Learn about shutter speed and you can take pictures like this...
I've been trying to put together a lesson plan for a class (or classes) that I want to teach after the holidays. I meet so many people who have these nice cameras and just don't understand how to use them. The problem for me is trying to figure out what it is that people really want to learn. I have no desire to teach someone what all of the buttons do on their expensive camera. I do, however, love teaching people how to take good photographs. Once you learn how to take good photographs you can do it with any camera.
The trouble with photography is that the hardest thing to learn is the very first thing that you have to learn. The great thing is, once you learn that very first hard part, the rest is much easier. My fear is that people will come to my class thinking that I will simply show them what setting to put their camera on so that they can take a good picture and then be shocked when they discover that I actually planned to teach them how photography really works. The truth is that modern cameras have a hundred different settings for every possible situation and yet none of them will ever be able to take a picture as good as a photographer with his camera set to "manual." Only the photographer knows what he is taking a picture of. Only the photographer knows how he wants the picture to look.

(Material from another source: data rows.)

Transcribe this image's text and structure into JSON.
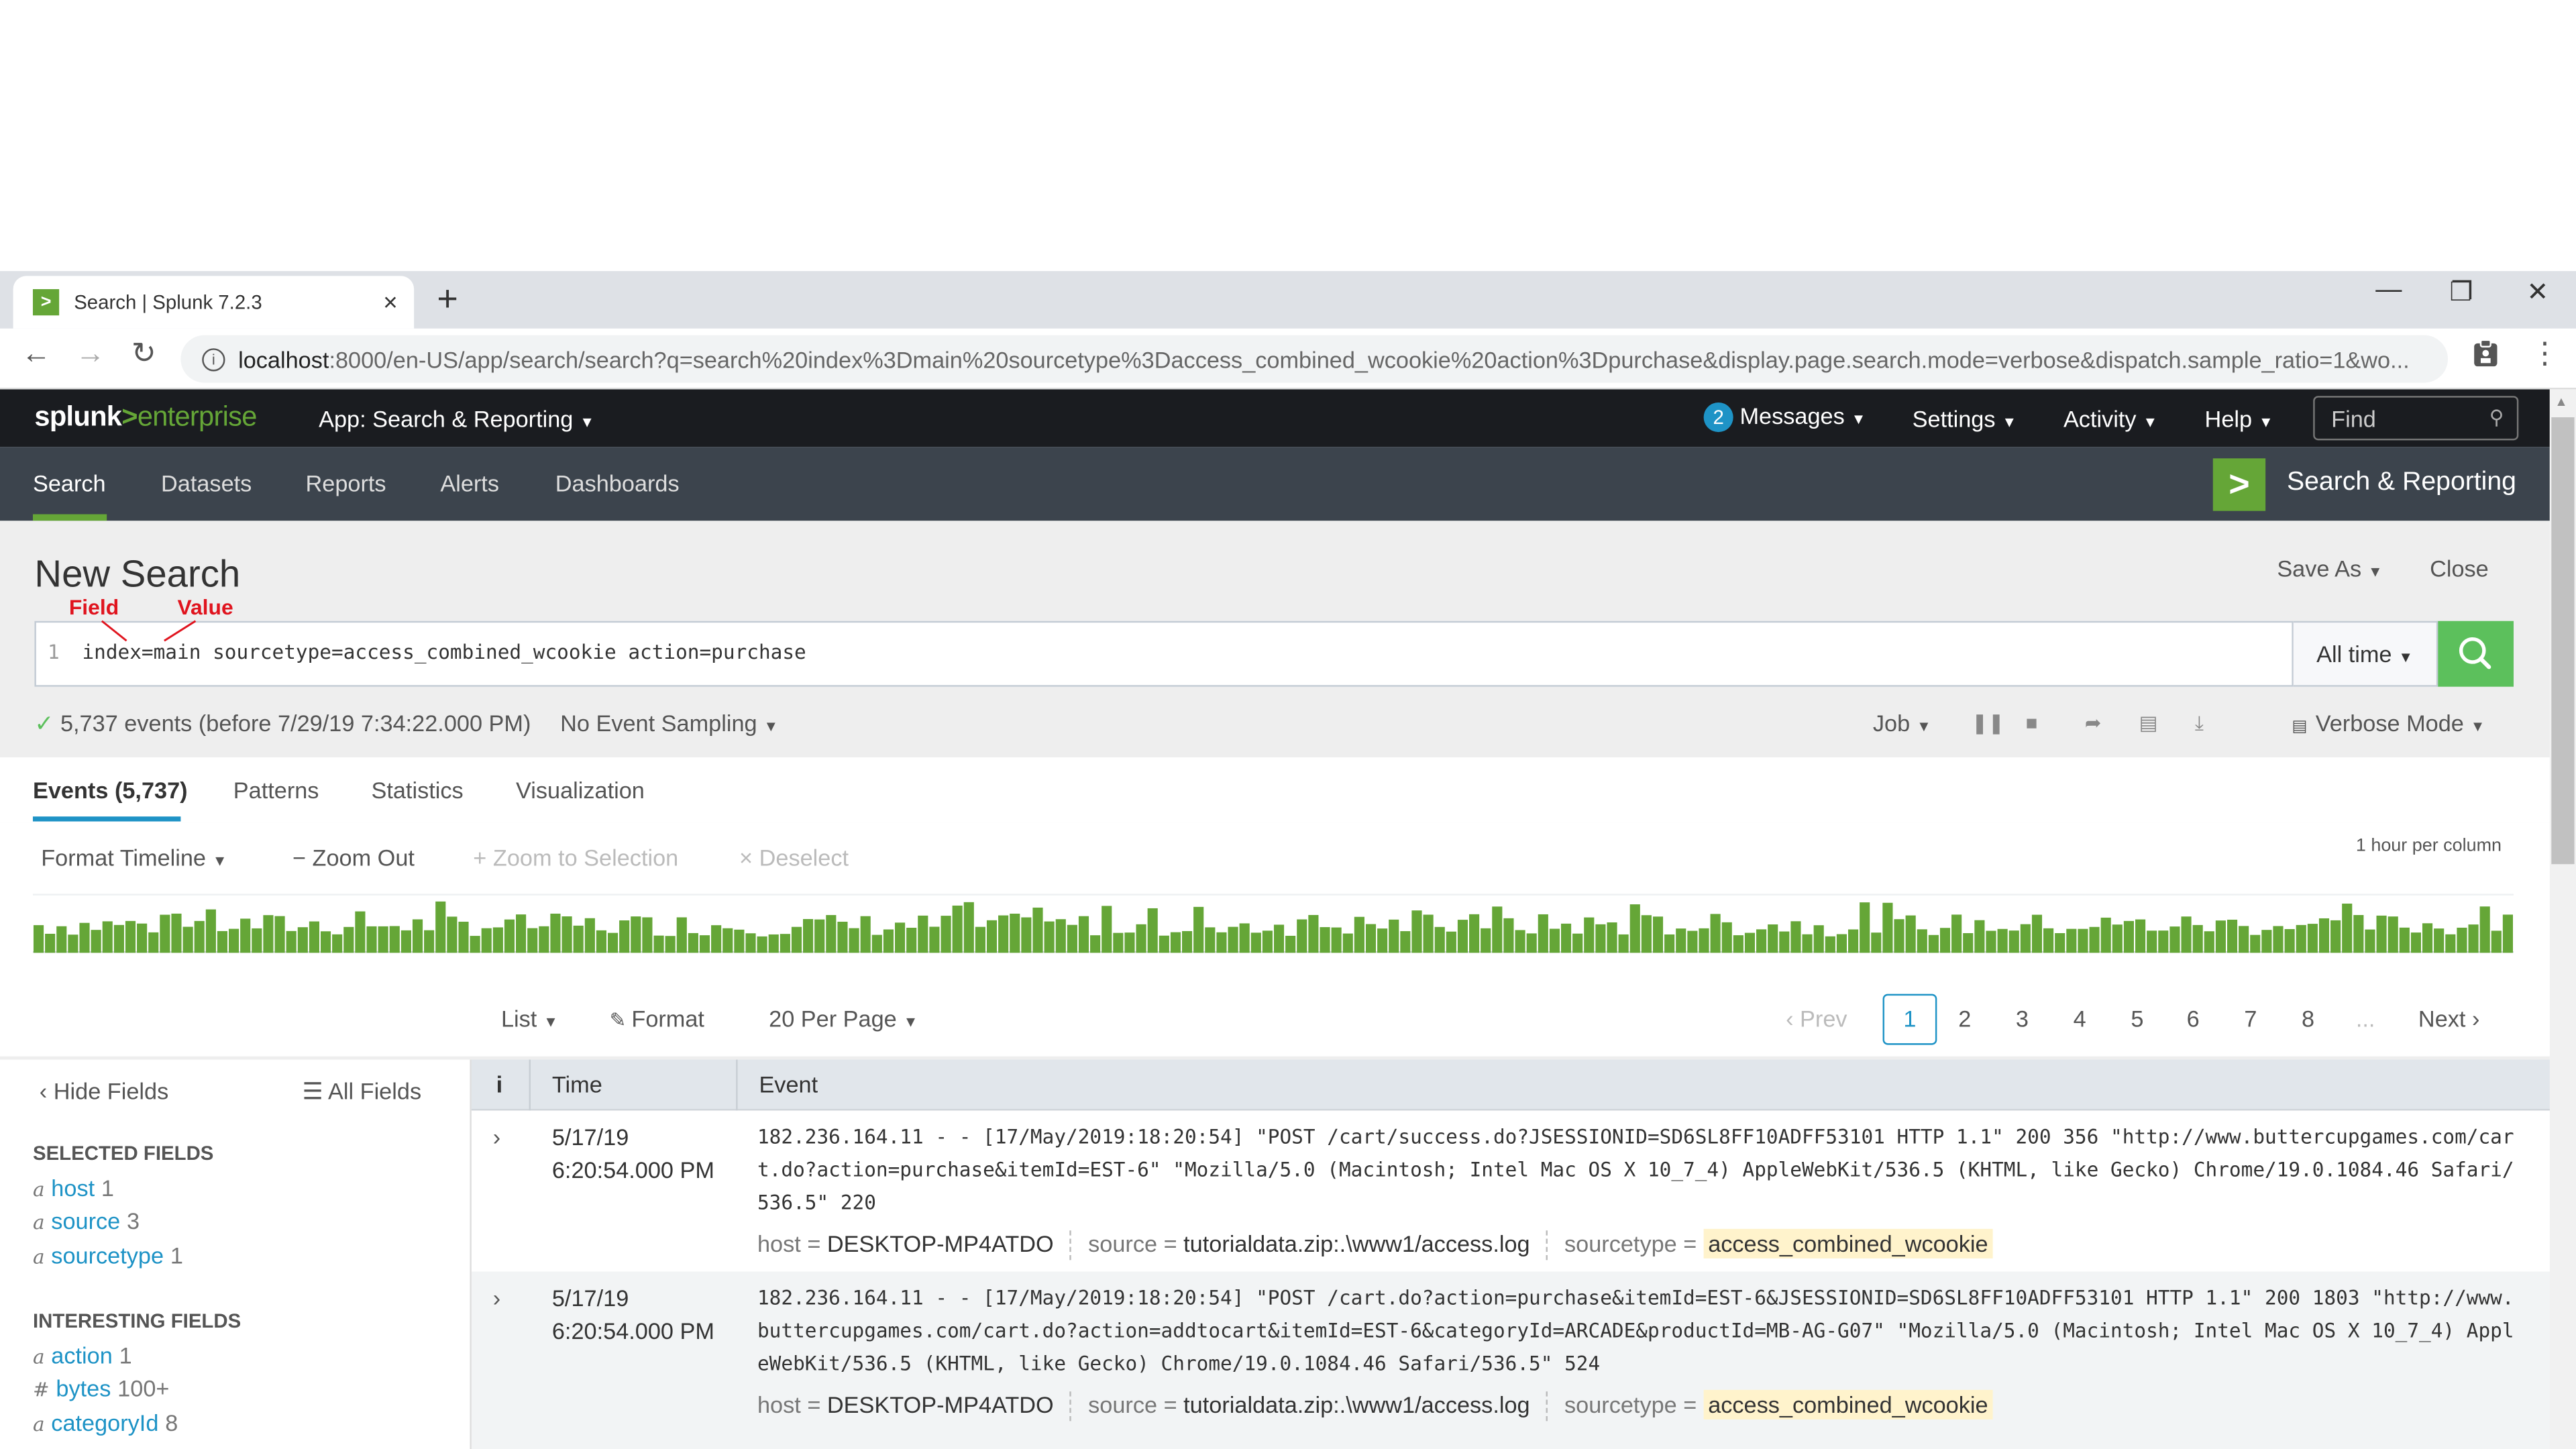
{
  "browser": {
    "tab_title": "Search | Splunk 7.2.3",
    "tab_close": "×",
    "new_tab": "+",
    "url_host": "localhost",
    "url_rest": ":8000/en-US/app/search/search?q=search%20index%3Dmain%20sourcetype%3Daccess_combined_wcookie%20action%3Dpurchase&display.page.search.mode=verbose&dispatch.sample_ratio=1&wo..."
  },
  "topbar": {
    "logo_a": "splunk",
    "logo_arrow": ">",
    "logo_b": "enterprise",
    "app_menu": "App: Search & Reporting",
    "messages_count": "2",
    "messages": "Messages",
    "settings": "Settings",
    "activity": "Activity",
    "help": "Help",
    "find_placeholder": "Find"
  },
  "nav": {
    "items": [
      "Search",
      "Datasets",
      "Reports",
      "Alerts",
      "Dashboards"
    ],
    "app_name": "Search & Reporting"
  },
  "page": {
    "title": "New Search",
    "save_as": "Save As",
    "close": "Close"
  },
  "annotations": {
    "field": "Field",
    "value": "Value"
  },
  "search": {
    "line_number": "1",
    "query": "index=main sourcetype=access_combined_wcookie action=purchase",
    "time_range": "All time"
  },
  "status": {
    "events_text": "5,737 events (before 7/29/19 7:34:22.000 PM)",
    "sampling": "No Event Sampling",
    "job": "Job",
    "mode": "Verbose Mode"
  },
  "results_tabs": [
    "Events (5,737)",
    "Patterns",
    "Statistics",
    "Visualization"
  ],
  "timeline": {
    "format": "Format Timeline",
    "zoom_out": "Zoom Out",
    "zoom_selection": "Zoom to Selection",
    "deselect": "Deselect",
    "scale": "1 hour per column",
    "bar_color": "#65a637"
  },
  "list_controls": {
    "list": "List",
    "format": "Format",
    "per_page": "20 Per Page"
  },
  "pagination": {
    "prev": "Prev",
    "pages": [
      "1",
      "2",
      "3",
      "4",
      "5",
      "6",
      "7",
      "8"
    ],
    "ellipsis": "...",
    "next": "Next",
    "current": "1"
  },
  "fields": {
    "hide": "Hide Fields",
    "all": "All Fields",
    "selected_heading": "SELECTED FIELDS",
    "selected": [
      {
        "type": "a",
        "name": "host",
        "count": "1"
      },
      {
        "type": "a",
        "name": "source",
        "count": "3"
      },
      {
        "type": "a",
        "name": "sourcetype",
        "count": "1"
      }
    ],
    "interesting_heading": "INTERESTING FIELDS",
    "interesting": [
      {
        "type": "a",
        "name": "action",
        "count": "1"
      },
      {
        "type": "#",
        "name": "bytes",
        "count": "100+"
      },
      {
        "type": "a",
        "name": "categoryId",
        "count": "8"
      }
    ]
  },
  "table": {
    "col_info": "i",
    "col_time": "Time",
    "col_event": "Event",
    "rows": [
      {
        "date": "5/17/19",
        "time": "6:20:54.000 PM",
        "raw": "182.236.164.11 - - [17/May/2019:18:20:54] \"POST /cart/success.do?JSESSIONID=SD6SL8FF10ADFF53101 HTTP 1.1\" 200 356 \"http://www.buttercupgames.com/cart.do?action=purchase&itemId=EST-6\" \"Mozilla/5.0 (Macintosh; Intel Mac OS X 10_7_4) AppleWebKit/536.5 (KHTML, like Gecko) Chrome/19.0.1084.46 Safari/536.5\" 220",
        "host_label": "host =",
        "host": "DESKTOP-MP4ATDO",
        "source_label": "source =",
        "source": "tutorialdata.zip:.\\www1/access.log",
        "sourcetype_label": "sourcetype =",
        "sourcetype": "access_combined_wcookie"
      },
      {
        "date": "5/17/19",
        "time": "6:20:54.000 PM",
        "raw": "182.236.164.11 - - [17/May/2019:18:20:54] \"POST /cart.do?action=purchase&itemId=EST-6&JSESSIONID=SD6SL8FF10ADFF53101 HTTP 1.1\" 200 1803 \"http://www.buttercupgames.com/cart.do?action=addtocart&itemId=EST-6&categoryId=ARCADE&productId=MB-AG-G07\" \"Mozilla/5.0 (Macintosh; Intel Mac OS X 10_7_4) AppleWebKit/536.5 (KHTML, like Gecko) Chrome/19.0.1084.46 Safari/536.5\" 524",
        "host_label": "host =",
        "host": "DESKTOP-MP4ATDO",
        "source_label": "source =",
        "source": "tutorialdata.zip:.\\www1/access.log",
        "sourcetype_label": "sourcetype =",
        "sourcetype": "access_combined_wcookie"
      }
    ]
  }
}
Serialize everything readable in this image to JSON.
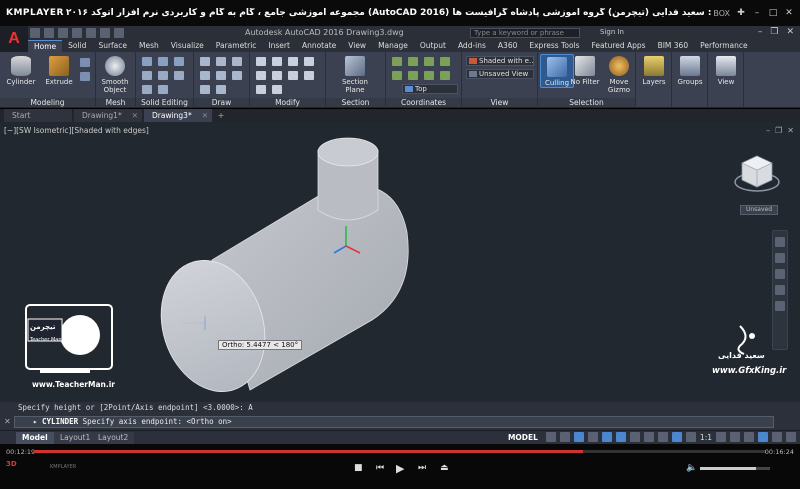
{
  "player": {
    "logo": "KMPLAYER",
    "title": "مجموعه آموزشی جامع ، گام به گام و کاربردی نرم افزار  اتوکد ۲۰۱۶ (AutoCAD 2016)  مدرس : سعید فدایی (تیچرمن) گروه آموزشی پادشاه گرافیست ها",
    "top_right_label": "BOX",
    "time_elapsed": "00:12:19",
    "time_total": "00:16:24",
    "progress": 0.75,
    "volume": 0.8,
    "badge": "3D",
    "mini_label": "KMPLAYER"
  },
  "acad": {
    "doc_title": "Autodesk AutoCAD 2016    Drawing3.dwg",
    "search_placeholder": "Type a keyword or phrase",
    "signin": "Sign In"
  },
  "ribbon_tabs": [
    {
      "label": "Home",
      "active": true
    },
    {
      "label": "Solid"
    },
    {
      "label": "Surface"
    },
    {
      "label": "Mesh"
    },
    {
      "label": "Visualize"
    },
    {
      "label": "Parametric"
    },
    {
      "label": "Insert"
    },
    {
      "label": "Annotate"
    },
    {
      "label": "View"
    },
    {
      "label": "Manage"
    },
    {
      "label": "Output"
    },
    {
      "label": "Add-ins"
    },
    {
      "label": "A360"
    },
    {
      "label": "Express Tools"
    },
    {
      "label": "Featured Apps"
    },
    {
      "label": "BIM 360"
    },
    {
      "label": "Performance"
    }
  ],
  "ribbon": {
    "cylinder": "Cylinder",
    "extrude": "Extrude",
    "smooth_object": "Smooth Object",
    "section_plane": "Section Plane",
    "culling": "Culling",
    "no_filter": "No Filter",
    "move_gizmo": "Move Gizmo",
    "layers": "Layers",
    "groups": "Groups",
    "view": "View",
    "visual_style": "Shaded with e...",
    "view_state": "Unsaved View",
    "ucs_view": "Top",
    "panels": {
      "modeling": "Modeling",
      "mesh": "Mesh",
      "solid_editing": "Solid Editing",
      "draw": "Draw",
      "modify": "Modify",
      "section": "Section",
      "coordinates": "Coordinates",
      "view": "View",
      "selection": "Selection"
    }
  },
  "file_tabs": [
    {
      "label": "Start"
    },
    {
      "label": "Drawing1*"
    },
    {
      "label": "Drawing3*",
      "active": true
    }
  ],
  "viewport": {
    "label": "[−][SW Isometric][Shaded with edges]",
    "unsaved": "Unsaved",
    "ortho_tip": "Ortho: 5.4477 < 180°"
  },
  "watermark": {
    "left_url": "www.TeacherMan.ir",
    "left_brand": "تیچرمن",
    "left_brand_en": "Teacher Man",
    "right_name": "سعید فدایی",
    "right_url": "www.GfxKing.ir"
  },
  "command": {
    "history": "Specify height or [2Point/Axis endpoint] <3.0000>: A",
    "name": "CYLINDER",
    "prompt": "Specify axis endpoint:  <Ortho on>"
  },
  "layout_tabs": [
    {
      "label": "Model",
      "active": true
    },
    {
      "label": "Layout1"
    },
    {
      "label": "Layout2"
    }
  ],
  "status": {
    "model": "MODEL",
    "scale": "1:1"
  },
  "colors": {
    "ribbon_bg": "#3b4150",
    "viewport_bg": "#212830",
    "accent": "#4a87cf",
    "seek": "#cc3333"
  }
}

The good news is that you don't have to try and learn what all of the buttons do on your fancy camera because you really don't need those buttons at all to be a good photographer. In fact, if you plan to use all those "auto" settings on your camera then you really wasted your money. While it's true that your $700 camera may take better pictures than your $200 camera, I can guarantee you that it won't take $500 worth of "better."
The bad news is that you are going to have to learn a little bit about photography if you want to be a good photographer. You need to understand shutter speed and its relation to motion blur and ambient light. You need to understand aperture and its relationship to depth of field. You need to understand ISO and its relationship to grain. Finally, you need to be able to put these three things together and understand how they interact with each other. It sounds daunting, I know, but if you can just find your way clear to learn it you will suddenly discover a whole new world is available to you.
You can see much more of my work on www.boorayperry.com.